Less than 20 percent of students eat breakfast in schools in Wood County, where 26 of 27 schools have made no changes in how they serve breakfast. Wood County’s participation rate is the lowest in the state.

1
Text Only
West Virginia
  • Woman convicted in teen’s slaying moved

    A Monongalia County teenager has been transferred to a state prison to complete her sentence for the slaying of another teenager.
    The Lakin Correctional Center near Point Pleasant said Friday Rachel Shoaf has been booked at the Division of Corrections prison. Shoaf turned 18 last month and had been held in a juvenile facility.

    July 26, 2014

  • Board suspends clinic operator’s license

    A West Virginia board Friday suspended the license of the operator of a pain management clinic where investigators found syringes were being reused. It was the second disciplinary action involving the doctor’s license within a decade.

    July 26, 2014

  • Candidates: Leave global warming debate to scientists

    Two West Virginia congressional hopefuls said during their first candidate forum matchup Thursday that the global warming debate is better left to scientists.
    Democrat Nick Casey and Republican Alex Mooney added that other countries should step up in reducing carbon emissions.

    July 24, 2014

  • Lawsuit filed over Dirty Girl Mud Run

    A lawsuit has been filed against the producers of a run that was canceled in Charleston in which participants were told they wouldn’t be issued refunds.

    July 24, 2014

  • WVa. man sues GM over wife's death

    A West Virginia man has filed a lawsuit against General Motors Corp., claiming a defective ignition switch in a Chevrolet Cobalt caused a 2006 accident that killed his pregnant wife.

    July 24, 2014

  • Feds commit to health studies on spilled chemical

    After largely dismissing the possibility of long-term health problems, federal officials will conduct more studies on chemicals that spilled into West Virginia’s largest drinking water supply in January.
    In the next two months, federal health officials are also heading back to West Virginia.

    July 24, 2014

  • Park Service assesses impact of W.Va. attractions

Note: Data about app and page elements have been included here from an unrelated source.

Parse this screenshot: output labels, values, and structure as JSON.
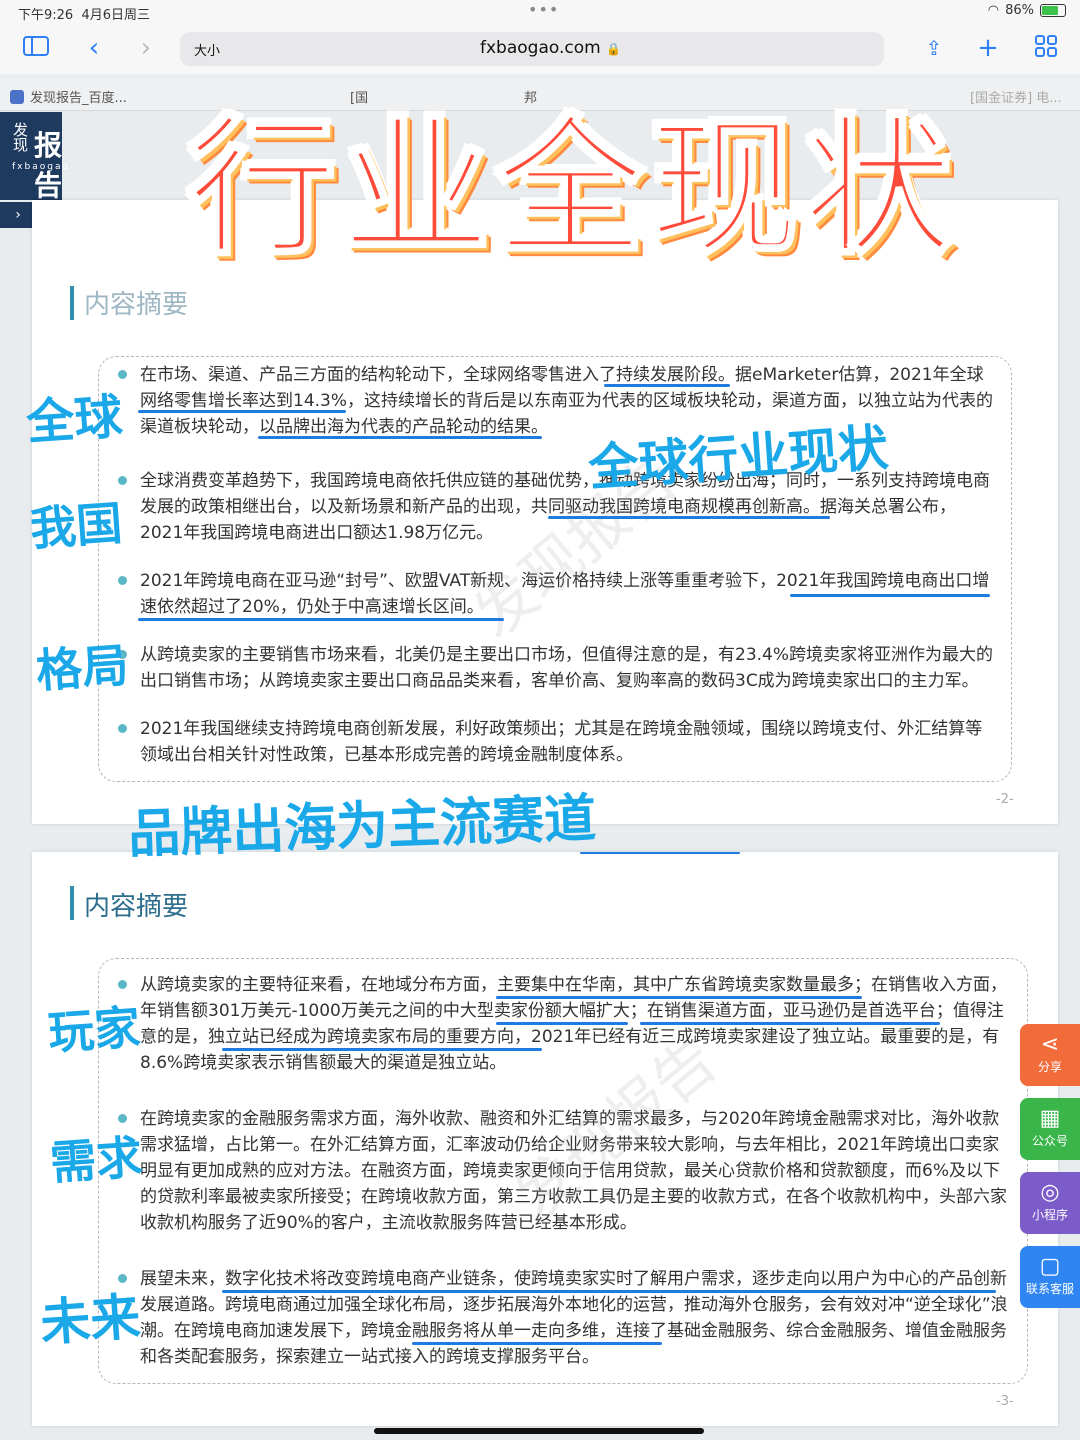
{
  "status": {
    "time": "下午9:26",
    "date": "4月6日周三",
    "battery_pct": "86%"
  },
  "toolbar": {
    "reader_label": "大小",
    "domain": "fxbaogao.com"
  },
  "tabs": [
    "发现报告_百度...",
    "[国",
    "邦",
    "[国金证券] 电..."
  ],
  "logo": {
    "line1": "发现",
    "line2": "报告",
    "sub": "fxbaogao"
  },
  "banner": "行业全现状",
  "page1": {
    "section_title": "内容摘要",
    "bullets": [
      "在市场、渠道、产品三方面的结构轮动下，全球网络零售进入了持续发展阶段。据eMarketer估算，2021年全球网络零售增长率达到14.3%，这持续增长的背后是以东南亚为代表的区域板块轮动，渠道方面，以独立站为代表的渠道板块轮动，以品牌出海为代表的产品轮动的结果。",
      "全球消费变革趋势下，我国跨境电商依托供应链的基础优势，推动跨境卖家纷纷出海；同时，一系列支持跨境电商发展的政策相继出台，以及新场景和新产品的出现，共同驱动我国跨境电商规模再创新高。据海关总署公布，2021年我国跨境电商进出口额达1.98万亿元。",
      "2021年跨境电商在亚马逊“封号”、欧盟VAT新规、海运价格持续上涨等重重考验下，2021年我国跨境电商出口增速依然超过了20%，仍处于中高速增长区间。",
      "从跨境卖家的主要销售市场来看，北美仍是主要出口市场，但值得注意的是，有23.4%跨境卖家将亚洲作为最大的出口销售市场；从跨境卖家主要出口商品品类来看，客单价高、复购率高的数码3C成为跨境卖家出口的主力军。",
      "2021年我国继续支持跨境电商创新发展，利好政策频出；尤其是在跨境金融领域，围绕以跨境支付、外汇结算等领域出台相关针对性政策，已基本形成完善的跨境金融制度体系。"
    ],
    "page_no": "-2-"
  },
  "page2": {
    "section_title": "内容摘要",
    "bullets": [
      "从跨境卖家的主要特征来看，在地域分布方面，主要集中在华南，其中广东省跨境卖家数量最多；在销售收入方面，年销售额301万美元-1000万美元之间的中大型卖家份额大幅扩大；在销售渠道方面，亚马逊仍是首选平台；值得注意的是，独立站已经成为跨境卖家布局的重要方向，2021年已经有近三成跨境卖家建设了独立站。最重要的是，有8.6%跨境卖家表示销售额最大的渠道是独立站。",
      "在跨境卖家的金融服务需求方面，海外收款、融资和外汇结算的需求最多，与2020年跨境金融需求对比，海外收款需求猛增，占比第一。在外汇结算方面，汇率波动仍给企业财务带来较大影响，与去年相比，2021年跨境出口卖家明显有更加成熟的应对方法。在融资方面，跨境卖家更倾向于信用贷款，最关心贷款价格和贷款额度，而6%及以下的贷款利率最被卖家所接受；在跨境收款方面，第三方收款工具仍是主要的收款方式，在各个收款机构中，头部六家收款机构服务了近90%的客户，主流收款服务阵营已经基本形成。",
      "展望未来，数字化技术将改变跨境电商产业链条，使跨境卖家实时了解用户需求，逐步走向以用户为中心的产品创新发展道路。跨境电商通过加强全球化布局，逐步拓展海外本地化的运营，推动海外仓服务，会有效对冲“逆全球化”浪潮。在跨境电商加速发展下，跨境金融服务将从单一走向多维，连接了基础金融服务、综合金融服务、增值金融服务和各类配套服务，探索建立一站式接入的跨境支撑服务平台。"
    ],
    "page_no": "-3-"
  },
  "handwriting": {
    "global": "全球",
    "china": "我国",
    "pattern": "格局",
    "global_status": "全球行业现状",
    "brand": "品牌出海为主流赛道",
    "players": "玩家",
    "demand": "需求",
    "future": "未来"
  },
  "watermark": "发现报告",
  "side_buttons": {
    "share": "分享",
    "official": "公众号",
    "mini": "小程序",
    "service": "联系客服"
  },
  "colors": {
    "accent": "#2f7ff7",
    "banner": "#ff4b3a",
    "handwriting": "#1aa8e8",
    "share_btn": "#f26b3a",
    "official_btn": "#39b54a",
    "mini_btn": "#7b5cc9",
    "service_btn": "#2f86f2"
  }
}
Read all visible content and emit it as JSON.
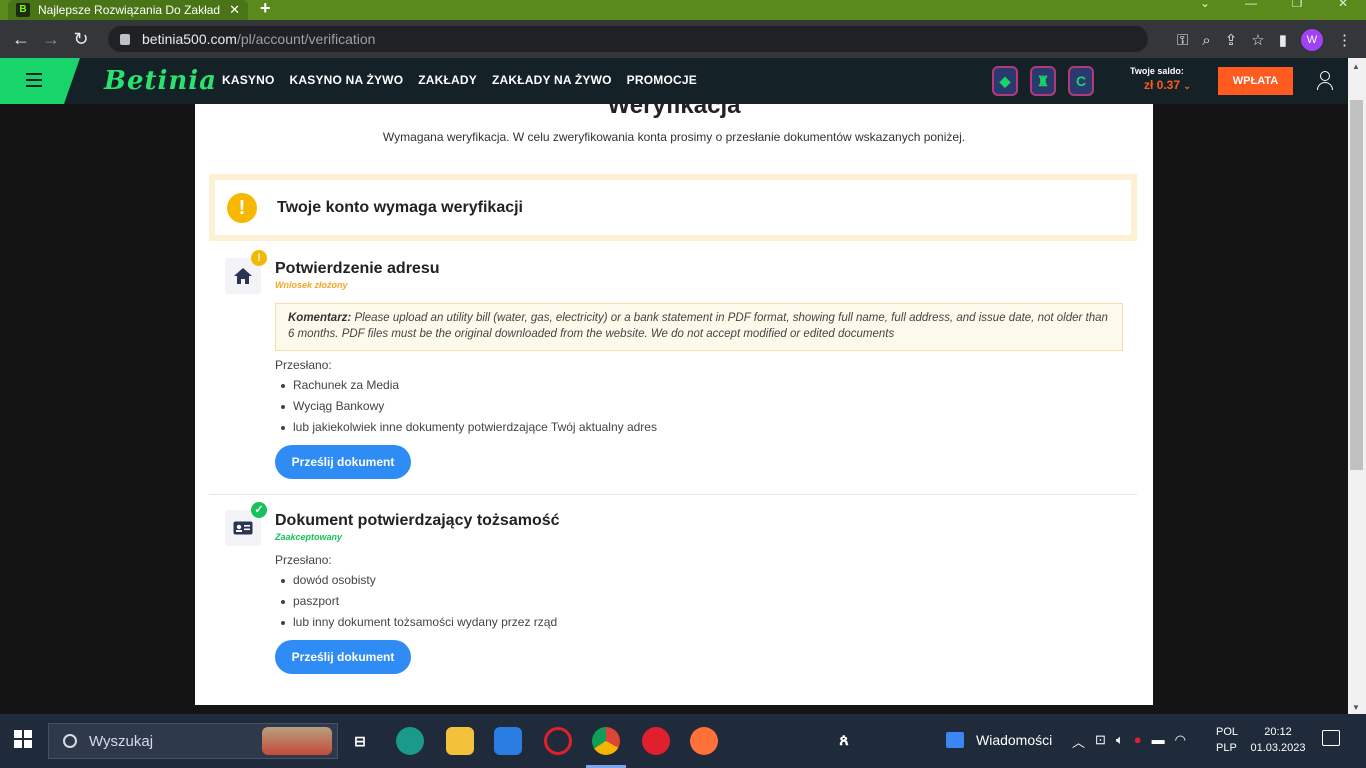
{
  "browser": {
    "tab_title": "Najlepsze Rozwiązania Do Zakład",
    "tab_favicon": "B",
    "tab_close": "✕",
    "new_tab": "+",
    "url_host": "betinia500.com",
    "url_path": "/pl/account/verification",
    "profile_initial": "W"
  },
  "site": {
    "logo": "Betinia",
    "nav": [
      "KASYNO",
      "KASYNO NA ŻYWO",
      "ZAKŁADY",
      "ZAKŁADY NA ŻYWO",
      "PROMOCJE"
    ],
    "balance_label": "Twoje saldo:",
    "balance_amount": "zł 0.37",
    "deposit_label": "WPŁATA"
  },
  "page": {
    "title": "Weryfikacja",
    "subtitle": "Wymagana weryfikacja. W celu zweryfikowania konta prosimy o przesłanie dokumentów wskazanych poniżej.",
    "alert": "Twoje konto wymaga weryfikacji",
    "address": {
      "title": "Potwierdzenie adresu",
      "status": "Wniosek złożony",
      "status_color": "#f5a623",
      "comment_label": "Komentarz:",
      "comment_text": "Please upload an utility bill (water, gas, electricity) or a bank statement in PDF format, showing full name, full address, and issue date, not older than 6 months. PDF files must be the original downloaded from the website. We do not accept modified or edited documents",
      "sent_label": "Przesłano:",
      "documents": [
        "Rachunek za Media",
        "Wyciąg Bankowy",
        "lub jakiekolwiek inne dokumenty potwierdzające Twój aktualny adres"
      ],
      "button": "Prześlij dokument"
    },
    "identity": {
      "title": "Dokument potwierdzający tożsamość",
      "status": "Zaakceptowany",
      "status_color": "#19c15a",
      "sent_label": "Przesłano:",
      "documents": [
        "dowód osobisty",
        "paszport",
        "lub inny dokument tożsamości wydany przez rząd"
      ],
      "button": "Prześlij dokument"
    }
  },
  "taskbar": {
    "search_placeholder": "Wyszukaj",
    "news": "Wiadomości",
    "lang_top": "POL",
    "lang_bottom": "PLP",
    "time": "20:12",
    "date": "01.03.2023"
  },
  "colors": {
    "brand_green": "#19d36b",
    "accent_orange": "#ff5a1f",
    "button_blue": "#2f8cf5"
  }
}
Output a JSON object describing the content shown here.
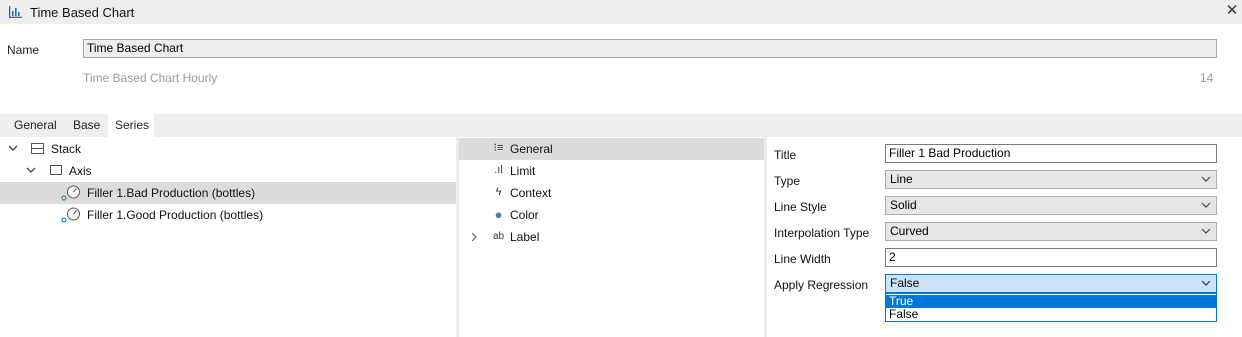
{
  "window": {
    "title": "Time Based Chart",
    "close_glyph": "✕",
    "icon": "bar-chart-icon"
  },
  "name_section": {
    "label": "Name",
    "value": "Time Based Chart",
    "subtitle": "Time Based Chart Hourly",
    "count": "14"
  },
  "tabs": [
    {
      "label": "General",
      "active": false
    },
    {
      "label": "Base",
      "active": false
    },
    {
      "label": "Series",
      "active": true
    }
  ],
  "tree": {
    "items": [
      {
        "label": "Stack",
        "icon": "stack-icon",
        "expanded": true
      },
      {
        "label": "Axis",
        "icon": "axis-icon",
        "expanded": true
      },
      {
        "label": "Filler 1.Bad Production (bottles)",
        "icon": "tag-gauge-icon",
        "selected": true
      },
      {
        "label": "Filler 1.Good Production (bottles)",
        "icon": "tag-gauge-icon",
        "selected": false
      }
    ]
  },
  "categories": [
    {
      "label": "General",
      "icon": "list-icon",
      "glyph": "⁝≡",
      "selected": true
    },
    {
      "label": "Limit",
      "icon": "limit-icon",
      "glyph": ".ıl",
      "selected": false
    },
    {
      "label": "Context",
      "icon": "lightning-icon",
      "glyph": "ϟ",
      "selected": false
    },
    {
      "label": "Color",
      "icon": "color-dot-icon",
      "glyph": "●",
      "selected": false
    },
    {
      "label": "Label",
      "icon": "text-label-icon",
      "glyph": "ab",
      "selected": false,
      "expandable": true
    }
  ],
  "properties": {
    "title": {
      "label": "Title",
      "value": "Filler 1 Bad Production"
    },
    "type": {
      "label": "Type",
      "value": "Line"
    },
    "line_style": {
      "label": "Line Style",
      "value": "Solid"
    },
    "interpolation_type": {
      "label": "Interpolation Type",
      "value": "Curved"
    },
    "line_width": {
      "label": "Line Width",
      "value": "2"
    },
    "apply_regression": {
      "label": "Apply Regression",
      "value": "False",
      "open": true,
      "options": [
        "True",
        "False"
      ],
      "highlighted": "True"
    }
  },
  "colors": {
    "accent": "#0078d7",
    "selection": "#dcdcdc",
    "chrome": "#eeeeee",
    "color_swatch": "#4a7bb5"
  }
}
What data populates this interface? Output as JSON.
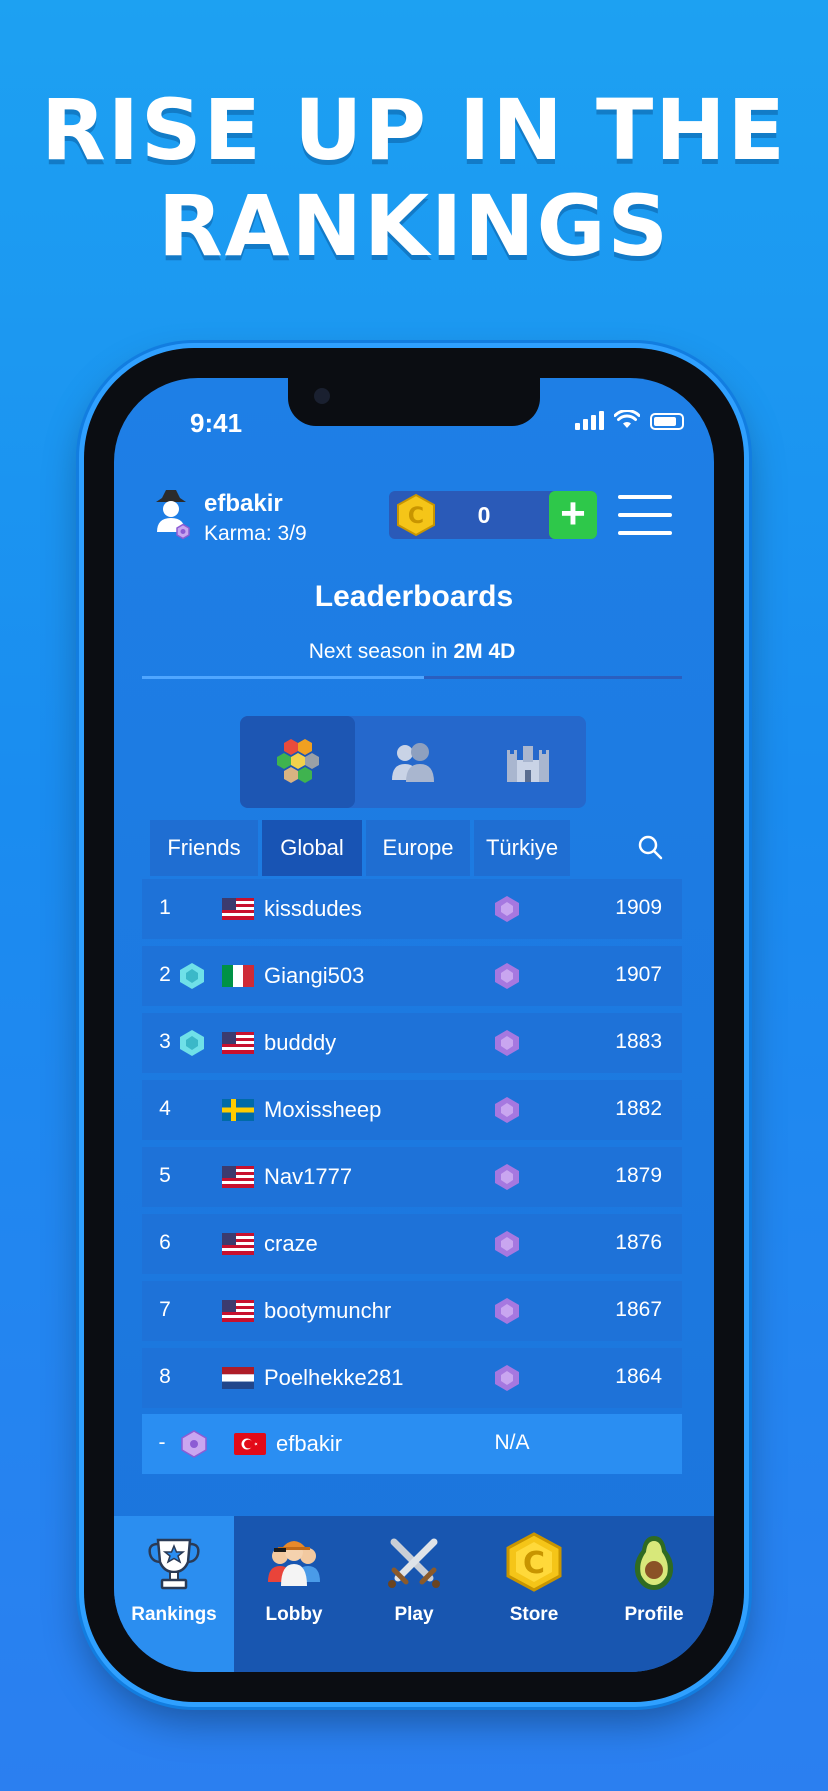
{
  "headline": {
    "line1": "RISE UP IN THE",
    "line2": "RANKINGS"
  },
  "status_bar": {
    "time": "9:41"
  },
  "user": {
    "name": "efbakir",
    "karma": "Karma: 3/9"
  },
  "currency": {
    "count": "0",
    "add_label": "+"
  },
  "page": {
    "title": "Leaderboards",
    "season_prefix": "Next season in ",
    "season_value": "2M 4D"
  },
  "mode_tabs": [
    {
      "icon": "hex-board-icon",
      "active": true
    },
    {
      "icon": "players-icon",
      "active": false
    },
    {
      "icon": "castle-icon",
      "active": false
    }
  ],
  "region_tabs": [
    {
      "label": "Friends",
      "active": false
    },
    {
      "label": "Global",
      "active": true
    },
    {
      "label": "Europe",
      "active": false
    },
    {
      "label": "Türkiye",
      "active": false
    }
  ],
  "leaderboard": [
    {
      "rank": "1",
      "badge": "",
      "flag": "us",
      "name": "kissdudes",
      "score": "1909"
    },
    {
      "rank": "2",
      "badge": "cyan-hex",
      "flag": "it",
      "name": "Giangi503",
      "score": "1907"
    },
    {
      "rank": "3",
      "badge": "cyan-hex",
      "flag": "us",
      "name": "budddy",
      "score": "1883"
    },
    {
      "rank": "4",
      "badge": "",
      "flag": "se",
      "name": "Moxissheep",
      "score": "1882"
    },
    {
      "rank": "5",
      "badge": "",
      "flag": "us",
      "name": "Nav1777",
      "score": "1879"
    },
    {
      "rank": "6",
      "badge": "",
      "flag": "us",
      "name": "craze",
      "score": "1876"
    },
    {
      "rank": "7",
      "badge": "",
      "flag": "us",
      "name": "bootymunchr",
      "score": "1867"
    },
    {
      "rank": "8",
      "badge": "",
      "flag": "nl",
      "name": "Poelhekke281",
      "score": "1864"
    }
  ],
  "my_row": {
    "rank": "-",
    "flag": "tr",
    "name": "efbakir",
    "score": "N/A"
  },
  "bottom_nav": [
    {
      "label": "Rankings",
      "icon": "trophy-icon",
      "active": true
    },
    {
      "label": "Lobby",
      "icon": "lobby-icon",
      "active": false
    },
    {
      "label": "Play",
      "icon": "crossed-swords-icon",
      "active": false
    },
    {
      "label": "Store",
      "icon": "coin-icon",
      "active": false
    },
    {
      "label": "Profile",
      "icon": "avocado-icon",
      "active": false
    }
  ],
  "colors": {
    "accent_green": "#2ec84a",
    "coin_gold": "#f5c518",
    "league_purple": "#a678e0"
  }
}
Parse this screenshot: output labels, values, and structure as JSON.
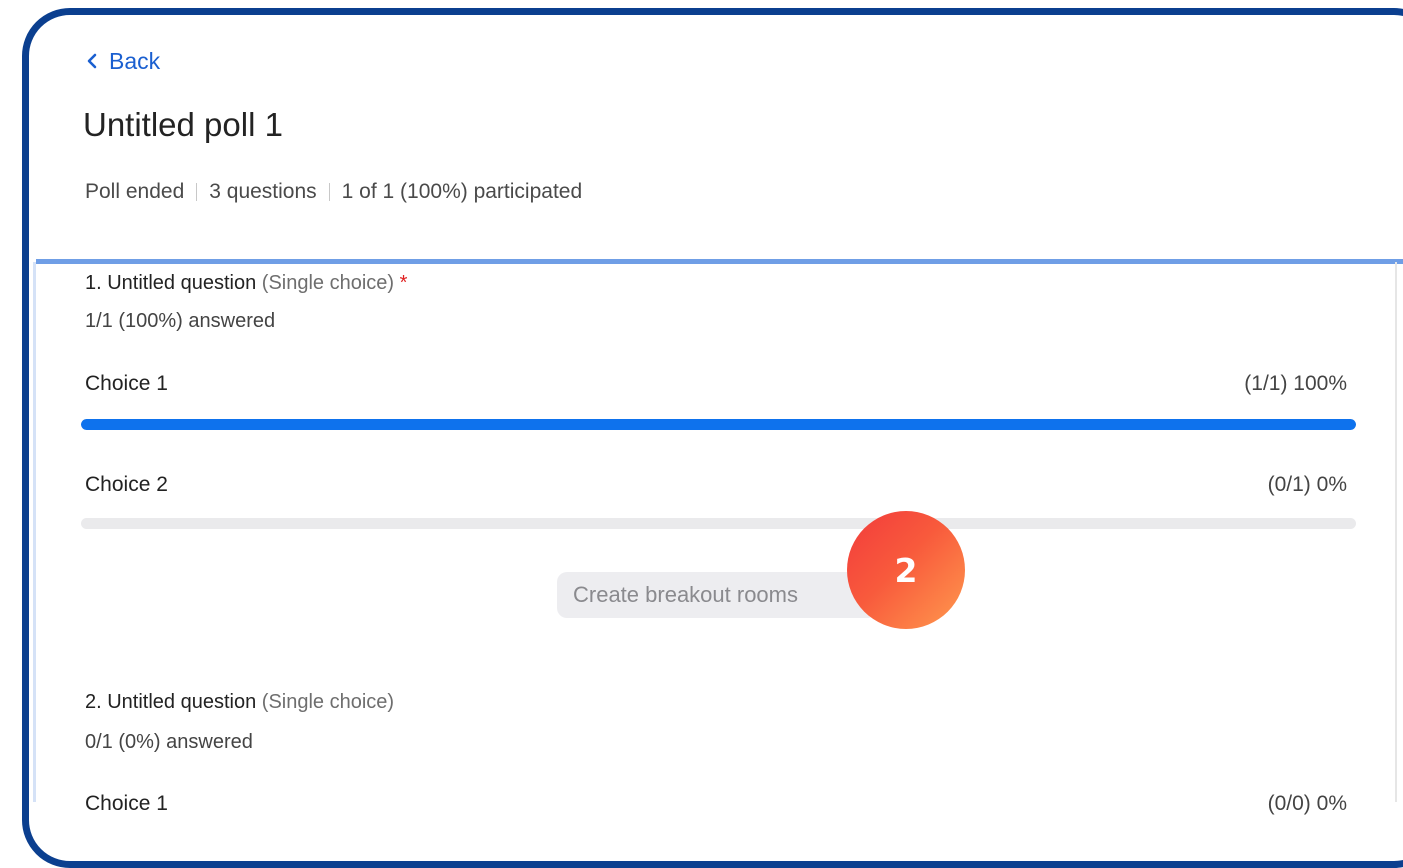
{
  "header": {
    "back_label": "Back",
    "title": "Untitled poll 1",
    "meta": [
      "Poll ended",
      "3 questions",
      "1 of 1 (100%) participated"
    ]
  },
  "questions": [
    {
      "title": "1. Untitled question",
      "type": "(Single choice)",
      "required_mark": "*",
      "answered": "1/1 (100%) answered",
      "choices": [
        {
          "label": "Choice 1",
          "result": "(1/1) 100%",
          "percent": 100
        },
        {
          "label": "Choice 2",
          "result": "(0/1) 0%",
          "percent": 0
        }
      ],
      "breakout_label": "Create breakout rooms"
    },
    {
      "title": "2. Untitled question",
      "type": "(Single choice)",
      "answered": "0/1 (0%) answered",
      "choices": [
        {
          "label": "Choice 1",
          "result": "(0/0) 0%"
        }
      ]
    }
  ],
  "step_badge": "2",
  "colors": {
    "frame": "#0b3f8f",
    "accent": "#0e72ed",
    "link": "#1a5fd0",
    "badge_start": "#f23b3b",
    "badge_end": "#ff9a4e"
  }
}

    Four National Park Service attractions in West Virginia drew a total of 1.5 million visitors last year.

    July 23, 2014

  • This weekend's 'Dirty Girl' race canceled

    Organizers of a Charleston running event that was canceled for this weekend says it won’t issue refunds.

    July 23, 2014

  • Reporter heard truck backfiring, not gunshot

    Similar sounds in different circumstances create different reactions. That is so for WVVA reporter Annie Moore, who last Monday told police someone fired a gun at her while she was shooting file footage in the area of a recent murder.

    July 19, 2014

  • Cornhole champions being decided in Charleston

    Cornhole, the strange-sounding game made popular in backyards and at football tailgate parties, is taking on a serious side this week.
    The American Cornhole Organization will crown its world champions as about 380 competitors from 17 states vie for $10,000 in prize money in singles and doubles events.

    July 19, 2014

House Ads
Featured Ads